■ **EXERCISE DESCRIPTION**
Pull out each line of the records holding the string "Fantia".

Items listed in a dataset:
• • •

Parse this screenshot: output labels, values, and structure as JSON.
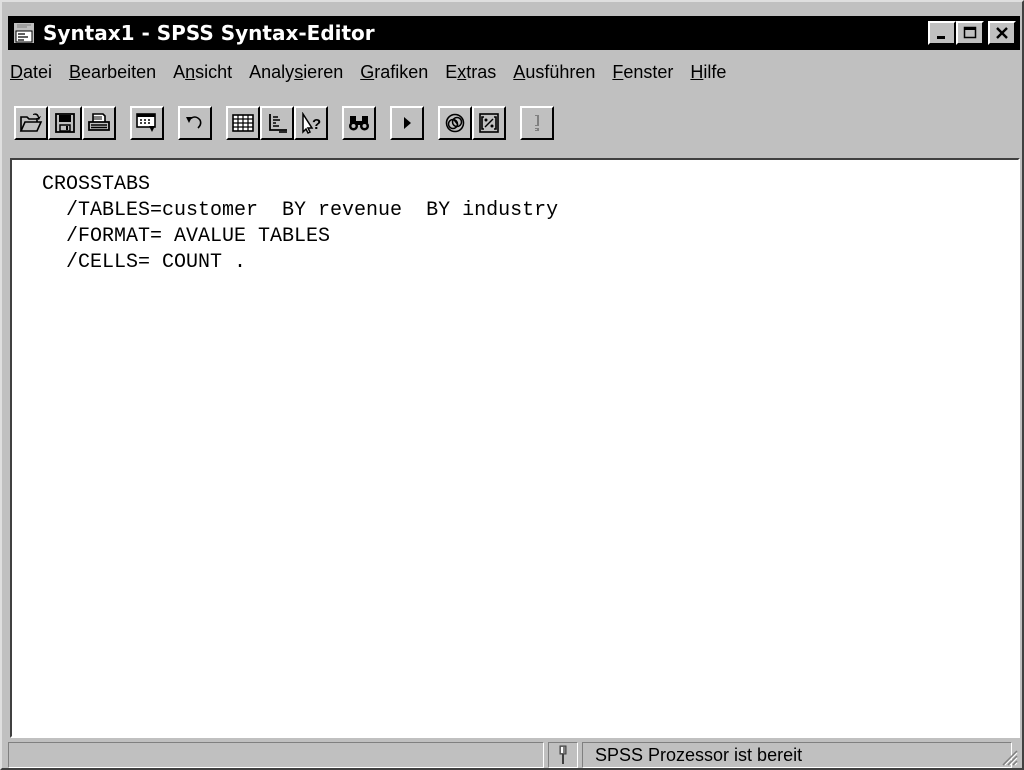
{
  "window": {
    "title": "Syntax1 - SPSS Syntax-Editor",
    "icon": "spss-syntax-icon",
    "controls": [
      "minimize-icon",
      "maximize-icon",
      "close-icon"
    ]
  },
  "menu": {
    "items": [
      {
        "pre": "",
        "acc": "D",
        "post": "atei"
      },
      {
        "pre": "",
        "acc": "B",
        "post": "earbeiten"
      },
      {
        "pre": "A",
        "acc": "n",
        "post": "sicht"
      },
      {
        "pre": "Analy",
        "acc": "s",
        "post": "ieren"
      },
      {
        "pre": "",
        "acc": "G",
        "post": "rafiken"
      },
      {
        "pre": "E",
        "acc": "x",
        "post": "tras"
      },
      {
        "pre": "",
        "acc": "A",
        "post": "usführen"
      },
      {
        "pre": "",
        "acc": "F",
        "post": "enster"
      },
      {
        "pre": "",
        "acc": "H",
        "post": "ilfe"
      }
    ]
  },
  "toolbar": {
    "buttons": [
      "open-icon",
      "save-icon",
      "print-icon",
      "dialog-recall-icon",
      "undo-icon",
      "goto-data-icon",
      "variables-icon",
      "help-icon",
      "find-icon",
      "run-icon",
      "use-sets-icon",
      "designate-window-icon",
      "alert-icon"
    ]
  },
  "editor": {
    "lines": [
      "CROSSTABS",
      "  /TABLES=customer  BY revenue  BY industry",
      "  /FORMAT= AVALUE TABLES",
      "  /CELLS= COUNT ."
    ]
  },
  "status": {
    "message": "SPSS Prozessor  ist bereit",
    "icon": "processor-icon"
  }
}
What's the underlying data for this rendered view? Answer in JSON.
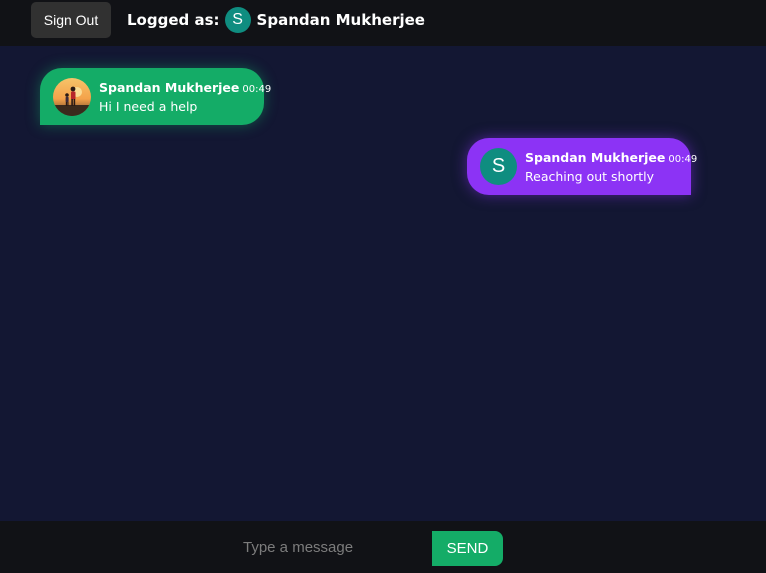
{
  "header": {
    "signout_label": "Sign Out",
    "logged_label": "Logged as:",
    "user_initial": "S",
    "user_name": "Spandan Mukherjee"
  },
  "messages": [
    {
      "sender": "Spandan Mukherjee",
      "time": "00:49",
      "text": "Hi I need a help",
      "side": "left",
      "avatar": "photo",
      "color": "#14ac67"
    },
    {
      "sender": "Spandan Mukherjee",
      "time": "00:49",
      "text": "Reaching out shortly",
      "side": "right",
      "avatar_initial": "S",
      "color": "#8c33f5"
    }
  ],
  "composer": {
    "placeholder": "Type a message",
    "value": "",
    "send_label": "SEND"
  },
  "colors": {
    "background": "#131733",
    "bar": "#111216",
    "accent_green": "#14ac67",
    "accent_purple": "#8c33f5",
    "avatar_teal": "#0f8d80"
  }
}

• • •

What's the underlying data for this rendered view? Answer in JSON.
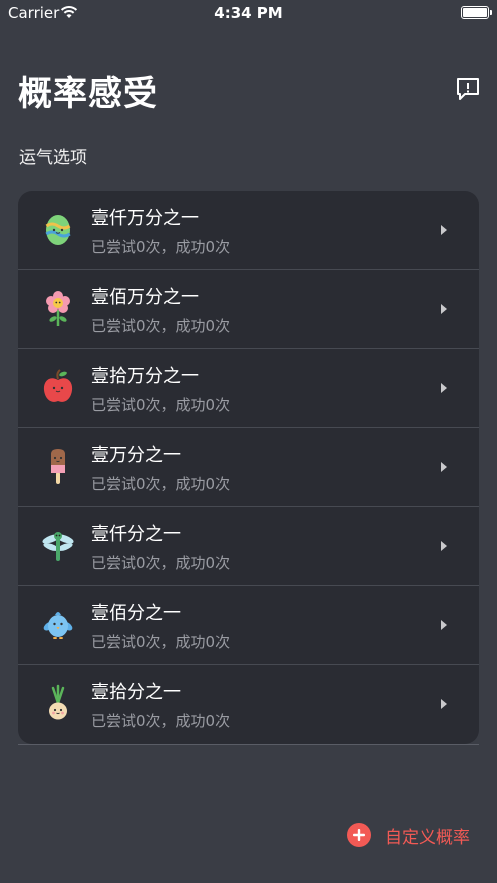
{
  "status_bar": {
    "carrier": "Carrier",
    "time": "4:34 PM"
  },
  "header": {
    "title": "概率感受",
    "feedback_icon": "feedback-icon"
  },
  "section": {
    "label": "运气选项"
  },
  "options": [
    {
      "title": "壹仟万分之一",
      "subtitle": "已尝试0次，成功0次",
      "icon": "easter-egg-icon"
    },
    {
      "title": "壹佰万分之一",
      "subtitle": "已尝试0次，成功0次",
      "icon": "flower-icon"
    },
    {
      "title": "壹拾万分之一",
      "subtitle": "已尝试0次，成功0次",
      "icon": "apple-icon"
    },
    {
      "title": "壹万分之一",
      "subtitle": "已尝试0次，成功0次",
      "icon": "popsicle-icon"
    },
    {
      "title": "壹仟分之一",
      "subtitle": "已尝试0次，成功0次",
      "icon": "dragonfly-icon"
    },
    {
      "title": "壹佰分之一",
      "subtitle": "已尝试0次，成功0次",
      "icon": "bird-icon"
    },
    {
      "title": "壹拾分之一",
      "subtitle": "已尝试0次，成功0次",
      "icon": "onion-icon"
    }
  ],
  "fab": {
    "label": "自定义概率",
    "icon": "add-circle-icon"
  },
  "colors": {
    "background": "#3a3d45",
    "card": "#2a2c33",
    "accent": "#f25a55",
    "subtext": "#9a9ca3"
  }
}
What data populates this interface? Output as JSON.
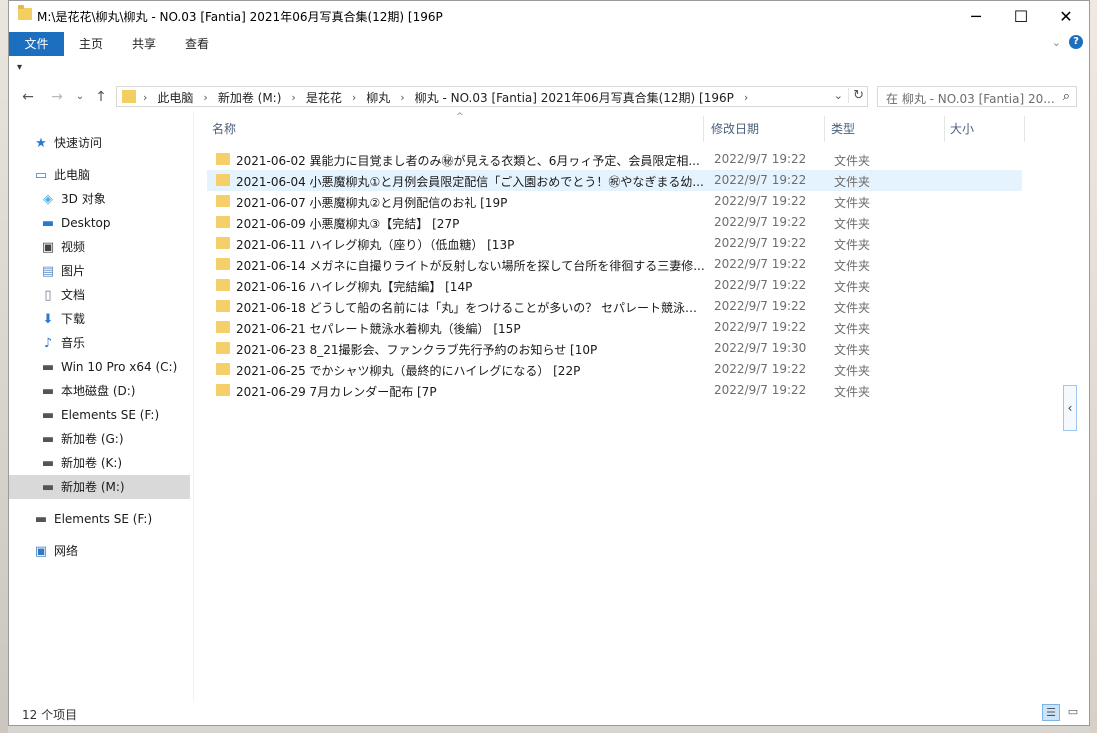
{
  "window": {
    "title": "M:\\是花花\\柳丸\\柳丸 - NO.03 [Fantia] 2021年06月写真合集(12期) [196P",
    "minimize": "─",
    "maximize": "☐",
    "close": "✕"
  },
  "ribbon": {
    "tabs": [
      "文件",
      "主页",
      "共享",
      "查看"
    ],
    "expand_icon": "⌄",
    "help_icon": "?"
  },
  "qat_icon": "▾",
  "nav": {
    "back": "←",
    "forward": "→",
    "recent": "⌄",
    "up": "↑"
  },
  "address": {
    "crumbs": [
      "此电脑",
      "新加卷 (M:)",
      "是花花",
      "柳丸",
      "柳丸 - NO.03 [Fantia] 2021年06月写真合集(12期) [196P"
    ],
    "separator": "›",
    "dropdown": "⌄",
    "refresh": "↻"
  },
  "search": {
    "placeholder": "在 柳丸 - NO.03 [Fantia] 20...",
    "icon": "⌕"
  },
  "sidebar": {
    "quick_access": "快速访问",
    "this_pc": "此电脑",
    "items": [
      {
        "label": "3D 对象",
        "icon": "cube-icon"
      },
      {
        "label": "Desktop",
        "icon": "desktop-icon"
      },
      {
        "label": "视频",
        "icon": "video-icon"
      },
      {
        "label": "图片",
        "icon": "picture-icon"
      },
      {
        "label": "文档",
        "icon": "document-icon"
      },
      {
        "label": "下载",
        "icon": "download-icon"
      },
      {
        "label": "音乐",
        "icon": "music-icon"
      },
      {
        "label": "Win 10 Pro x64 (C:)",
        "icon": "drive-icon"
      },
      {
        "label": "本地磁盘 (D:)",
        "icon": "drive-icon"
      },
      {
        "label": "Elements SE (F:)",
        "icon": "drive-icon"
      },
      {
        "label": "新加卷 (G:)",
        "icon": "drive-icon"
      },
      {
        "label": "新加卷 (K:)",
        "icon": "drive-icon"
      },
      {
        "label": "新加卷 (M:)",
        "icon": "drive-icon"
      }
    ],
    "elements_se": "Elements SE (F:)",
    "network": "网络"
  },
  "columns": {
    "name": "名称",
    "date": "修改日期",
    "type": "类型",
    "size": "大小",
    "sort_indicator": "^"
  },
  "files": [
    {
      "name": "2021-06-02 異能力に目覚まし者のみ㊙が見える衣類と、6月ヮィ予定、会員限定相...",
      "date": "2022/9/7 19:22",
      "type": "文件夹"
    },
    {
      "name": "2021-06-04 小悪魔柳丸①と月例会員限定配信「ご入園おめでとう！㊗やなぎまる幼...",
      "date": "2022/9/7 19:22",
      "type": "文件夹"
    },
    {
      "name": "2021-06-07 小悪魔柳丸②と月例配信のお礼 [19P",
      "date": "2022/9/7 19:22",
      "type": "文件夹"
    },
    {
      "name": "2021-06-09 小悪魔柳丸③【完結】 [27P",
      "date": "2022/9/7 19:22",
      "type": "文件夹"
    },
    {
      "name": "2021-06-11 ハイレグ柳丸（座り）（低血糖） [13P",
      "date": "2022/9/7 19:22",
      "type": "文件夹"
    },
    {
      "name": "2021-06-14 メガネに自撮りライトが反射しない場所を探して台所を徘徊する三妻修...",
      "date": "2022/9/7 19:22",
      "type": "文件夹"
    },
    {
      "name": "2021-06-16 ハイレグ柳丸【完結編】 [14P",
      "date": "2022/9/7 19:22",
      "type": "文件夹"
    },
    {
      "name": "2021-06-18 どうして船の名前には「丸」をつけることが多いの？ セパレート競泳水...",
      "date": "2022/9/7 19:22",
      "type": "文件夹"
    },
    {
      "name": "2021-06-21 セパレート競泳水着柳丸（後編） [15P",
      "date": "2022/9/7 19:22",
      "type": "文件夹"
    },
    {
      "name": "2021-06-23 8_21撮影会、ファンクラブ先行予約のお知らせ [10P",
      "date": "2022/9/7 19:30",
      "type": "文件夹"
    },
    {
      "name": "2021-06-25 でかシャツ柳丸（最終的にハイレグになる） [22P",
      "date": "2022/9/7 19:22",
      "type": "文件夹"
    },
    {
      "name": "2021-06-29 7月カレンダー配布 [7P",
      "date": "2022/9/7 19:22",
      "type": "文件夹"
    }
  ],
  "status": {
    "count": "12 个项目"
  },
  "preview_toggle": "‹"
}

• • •

■ **ANSWER BOX**
    "title": "M:\\是花花\\柳丸\\柳丸 - NO.03 [Fantia] 2021年06月写真合集(12期) [196P",
      "柳丸 - NO.03 [Fantia] 2021年06月写真合集(12期) [196P"
    "placeholder": "在 柳丸 - NO.03 [Fantia] 20...",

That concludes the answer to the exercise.